“[Production work] is competitive. There's a lot of people doing it and doing it too cheap. As soon as you have a decent portfolio, charge what you need to make the profit you want. Otherwise you'll never climb the ladder.”
— Neil Collins, founder of Neil Collins Recording
As a starting point, it helps to assess the skills of everyone involved. Figure out what your crew is good at so you can capitalize on your strengths. (And take note of your weak spots — that can help you add the right people later to round out your team.)
This is a helpful step whether you plan to work alone or hire a team of other filmmakers. Figuring out your skills and passions will help you plan out what sort of work you should look for.

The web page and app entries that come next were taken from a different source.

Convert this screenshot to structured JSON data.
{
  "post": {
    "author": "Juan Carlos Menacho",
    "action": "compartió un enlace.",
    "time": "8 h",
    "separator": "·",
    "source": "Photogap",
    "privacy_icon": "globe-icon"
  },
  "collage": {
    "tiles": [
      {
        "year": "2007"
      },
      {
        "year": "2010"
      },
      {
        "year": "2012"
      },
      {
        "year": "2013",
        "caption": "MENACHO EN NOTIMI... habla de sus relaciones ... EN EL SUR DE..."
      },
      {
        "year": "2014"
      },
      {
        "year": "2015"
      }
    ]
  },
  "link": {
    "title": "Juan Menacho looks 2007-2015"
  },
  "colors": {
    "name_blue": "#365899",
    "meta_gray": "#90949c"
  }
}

“I only do work that interests me. I rarely do corporate work unless it's a company I feel will benefit my brand and vice versa. Having a passion for projects you are involved in is key. I am also a bit of a perfectionist so it's important to me that every project has the same level of investment.”
— Neil Collins
Yes, that may sound counter to what we just talked about. But as you get to the stage where you start acquiring equipment and gear, knowing what you’re good at and chasing similar opportunities generally leads to a higher quality for the finished products — something every creative has seen in past projects.
Using that approach will help you align the three pieces of your company’s Venn diagram.
Once you’ve got a grasp of what projects are in high demand around you, and you’ve made a shortlist of people to work with, you’ve got to get the right gear together. Budget plays a big factor in these decisions, along with all the other factors we’ve covered so far.
Maybe your production company will be a one-person crew, and you’ll use freelancers or friends when necessary. Maybe you’ll rent equipment as you need it and rely on the gear you already own. All of these steps are completely viable paths for a new production company.
The important part is that you think about equipment needs before you start taking on jobs. It helps you set realistic goals, both for your expectations as well as what clients can expect from your work.
“[It’s important to avoid] comparisons! There will always be someone better than you at what you do and that's fine. You don't have to be the best in order to add value to someone's project. It's okay to learn from others but recognize your stage in your career and be ok with it.
Also avoid gear envy. Just don't do it. If you are able to make the films you want to make then you have the right gear, if you need something in order to be able to achieve your goals then it's time to invest.
Investment in your business is important, but focus on investments into equipment that will speed up your processes or add value to the output of your projects.”
While the mental image of that Venn diagram will help you brainstorm how to start a production company, you’ll need to take off your filmmaking hat and reach for your business hat.
You need a solid business plan to start a company. You’ll need to think about marketing, the legal steps of registering your business, how you’ll handle taxes, human resources, and a bunch of other things that probably aren’t things you’ve thought about before.
One of the most valuable pieces of advice to keep in mind is that you won’t be an expert at everything. It’s easy to find advice on how to register an LLC and how to manage a production team — everyone’s got an opinion on that sort of thing, and there are dozens of resources out there to help.
But part of starting a production company is knowing you will make mistakes. Your goal is to minimize the size of them, and learn from the experience as you continue to grow your business. That is probably the best advice we can leave you with:
“Don't let your mistakes defeat you, let them teach you. If you quote too low on a gig, quote higher on the next one. If your client doesn't like the end result, figure out why and make the next one better.
If you approach your mistakes properly, you'll learn far more from your missteps than you will from your perfections.”
— Tim LaPointe